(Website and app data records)
-*-*-

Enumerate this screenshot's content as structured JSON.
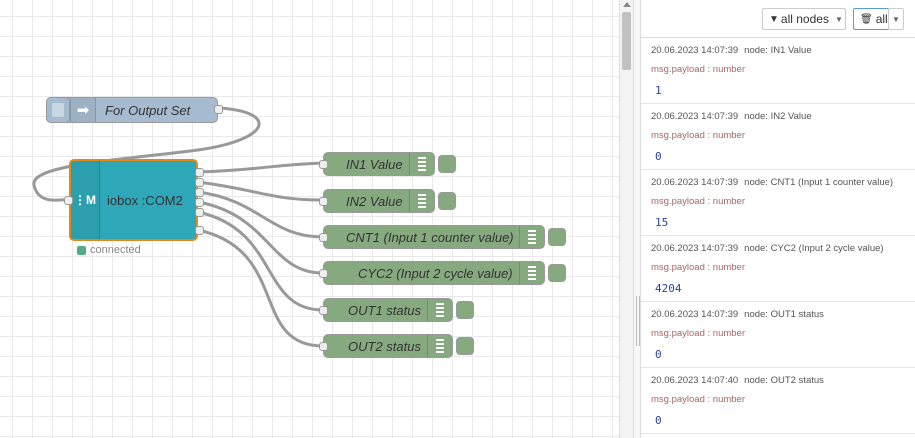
{
  "flow": {
    "inject_node": {
      "label": "For Output Set"
    },
    "iobox_node": {
      "label": "iobox :COM2",
      "status": "connected"
    },
    "debug_nodes": [
      {
        "label": "IN1 Value"
      },
      {
        "label": "IN2 Value"
      },
      {
        "label": "CNT1 (Input 1 counter value)"
      },
      {
        "label": "CYC2 (Input 2 cycle value)"
      },
      {
        "label": "OUT1 status"
      },
      {
        "label": "OUT2 status"
      }
    ],
    "colors": {
      "inject": "#a6bbcf",
      "iobox": "#2ea8b8",
      "debug": "#87a980",
      "status_dot": "#5a8",
      "wire": "#999"
    }
  },
  "sidebar": {
    "filter_label": "all nodes",
    "clear_label": "all",
    "messages": [
      {
        "timestamp": "20.06.2023 14:07:39",
        "node": "node: IN1 Value",
        "type": "msg.payload : number",
        "value": "1"
      },
      {
        "timestamp": "20.06.2023 14:07:39",
        "node": "node: IN2 Value",
        "type": "msg.payload : number",
        "value": "0"
      },
      {
        "timestamp": "20.06.2023 14:07:39",
        "node": "node: CNT1 (Input 1 counter value)",
        "type": "msg.payload : number",
        "value": "15"
      },
      {
        "timestamp": "20.06.2023 14:07:39",
        "node": "node: CYC2 (Input 2 cycle value)",
        "type": "msg.payload : number",
        "value": "4204"
      },
      {
        "timestamp": "20.06.2023 14:07:39",
        "node": "node: OUT1 status",
        "type": "msg.payload : number",
        "value": "0"
      },
      {
        "timestamp": "20.06.2023 14:07:40",
        "node": "node: OUT2 status",
        "type": "msg.payload : number",
        "value": "0"
      }
    ]
  }
}
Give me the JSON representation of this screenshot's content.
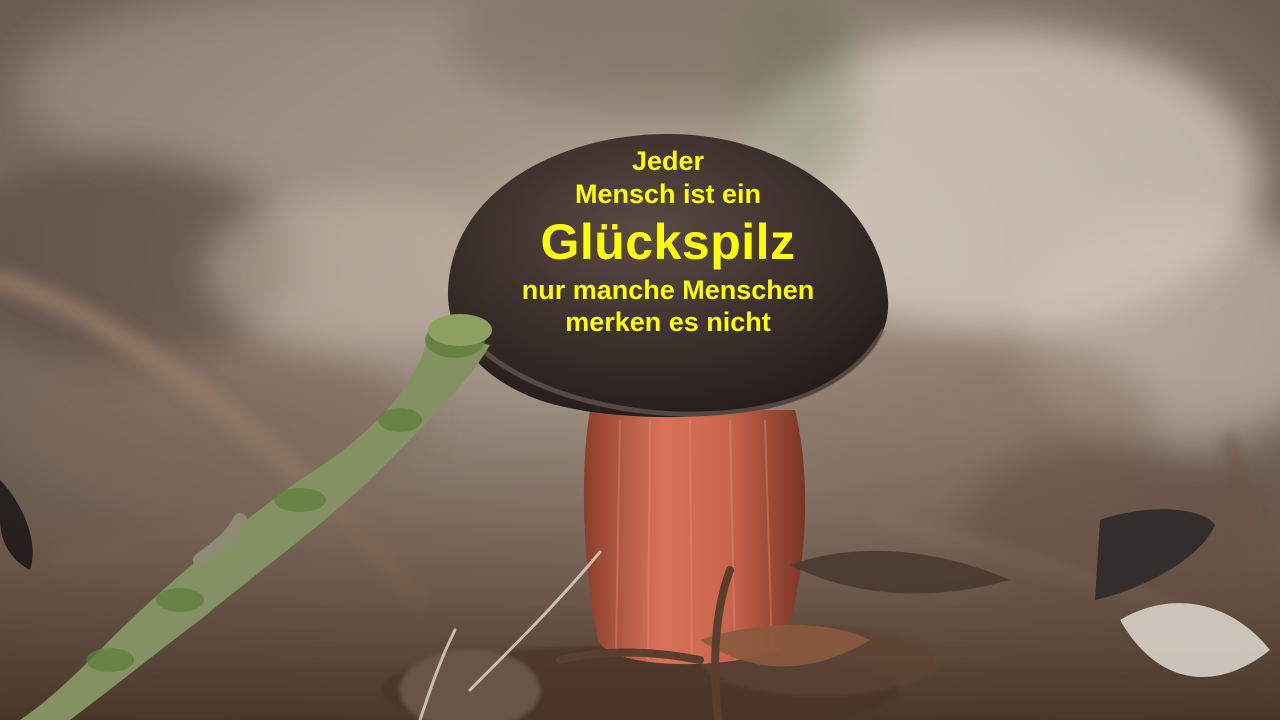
{
  "image": {
    "subject": "mushroom-photo",
    "colors": {
      "background": "#6e6258",
      "cap": "#3d322d",
      "stem": "#c4624a",
      "moss": "#6e8a4a",
      "text": "#ffff00"
    }
  },
  "quote": {
    "line1": "Jeder",
    "line2": "Mensch ist ein",
    "line3": "Glückspilz",
    "line4": "nur manche Menschen",
    "line5": "merken es nicht"
  }
}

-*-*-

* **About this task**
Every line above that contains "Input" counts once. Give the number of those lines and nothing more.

* **Exercise answer**
4